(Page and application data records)

★ ★ ★ ★ ★ ★ ★

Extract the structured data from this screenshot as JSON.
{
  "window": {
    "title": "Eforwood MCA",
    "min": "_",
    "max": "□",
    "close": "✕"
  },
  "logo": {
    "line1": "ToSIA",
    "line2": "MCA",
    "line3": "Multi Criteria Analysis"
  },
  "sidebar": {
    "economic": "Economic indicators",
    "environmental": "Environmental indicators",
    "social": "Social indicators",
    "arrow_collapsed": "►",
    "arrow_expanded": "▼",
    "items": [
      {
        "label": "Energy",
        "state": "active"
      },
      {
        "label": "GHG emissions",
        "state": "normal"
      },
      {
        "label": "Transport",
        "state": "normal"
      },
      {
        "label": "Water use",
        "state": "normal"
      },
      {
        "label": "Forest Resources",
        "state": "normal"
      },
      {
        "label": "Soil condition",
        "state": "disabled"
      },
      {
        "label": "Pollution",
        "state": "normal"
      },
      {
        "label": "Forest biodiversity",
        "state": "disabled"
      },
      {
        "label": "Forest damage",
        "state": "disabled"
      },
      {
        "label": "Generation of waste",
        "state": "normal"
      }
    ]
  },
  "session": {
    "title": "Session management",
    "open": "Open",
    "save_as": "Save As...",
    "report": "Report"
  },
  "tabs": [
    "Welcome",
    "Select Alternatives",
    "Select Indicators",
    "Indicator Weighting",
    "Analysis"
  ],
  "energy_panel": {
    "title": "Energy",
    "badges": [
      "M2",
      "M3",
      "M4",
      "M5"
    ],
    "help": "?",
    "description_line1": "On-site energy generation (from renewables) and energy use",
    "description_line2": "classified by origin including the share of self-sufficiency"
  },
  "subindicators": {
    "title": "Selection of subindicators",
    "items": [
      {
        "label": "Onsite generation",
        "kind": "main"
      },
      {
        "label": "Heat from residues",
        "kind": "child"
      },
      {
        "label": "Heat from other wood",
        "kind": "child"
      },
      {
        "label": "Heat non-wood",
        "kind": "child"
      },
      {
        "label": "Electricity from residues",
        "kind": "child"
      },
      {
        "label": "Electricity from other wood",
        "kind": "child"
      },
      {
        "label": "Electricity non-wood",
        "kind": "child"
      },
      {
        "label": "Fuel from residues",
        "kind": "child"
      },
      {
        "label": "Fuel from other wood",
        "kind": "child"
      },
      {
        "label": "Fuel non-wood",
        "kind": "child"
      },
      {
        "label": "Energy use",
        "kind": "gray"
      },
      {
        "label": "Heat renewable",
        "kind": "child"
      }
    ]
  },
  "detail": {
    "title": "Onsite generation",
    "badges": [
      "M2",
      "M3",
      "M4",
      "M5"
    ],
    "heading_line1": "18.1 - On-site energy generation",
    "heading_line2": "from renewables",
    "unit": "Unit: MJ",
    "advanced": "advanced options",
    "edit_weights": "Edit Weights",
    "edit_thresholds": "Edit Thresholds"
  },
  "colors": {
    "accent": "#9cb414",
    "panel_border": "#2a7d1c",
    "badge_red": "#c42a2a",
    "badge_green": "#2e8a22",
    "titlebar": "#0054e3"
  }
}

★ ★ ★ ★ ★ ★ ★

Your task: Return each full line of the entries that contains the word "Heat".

Response box:
        "label": "Heat from residues",
        "label": "Heat from other wood",
        "label": "Heat non-wood",
        "label": "Heat renewable",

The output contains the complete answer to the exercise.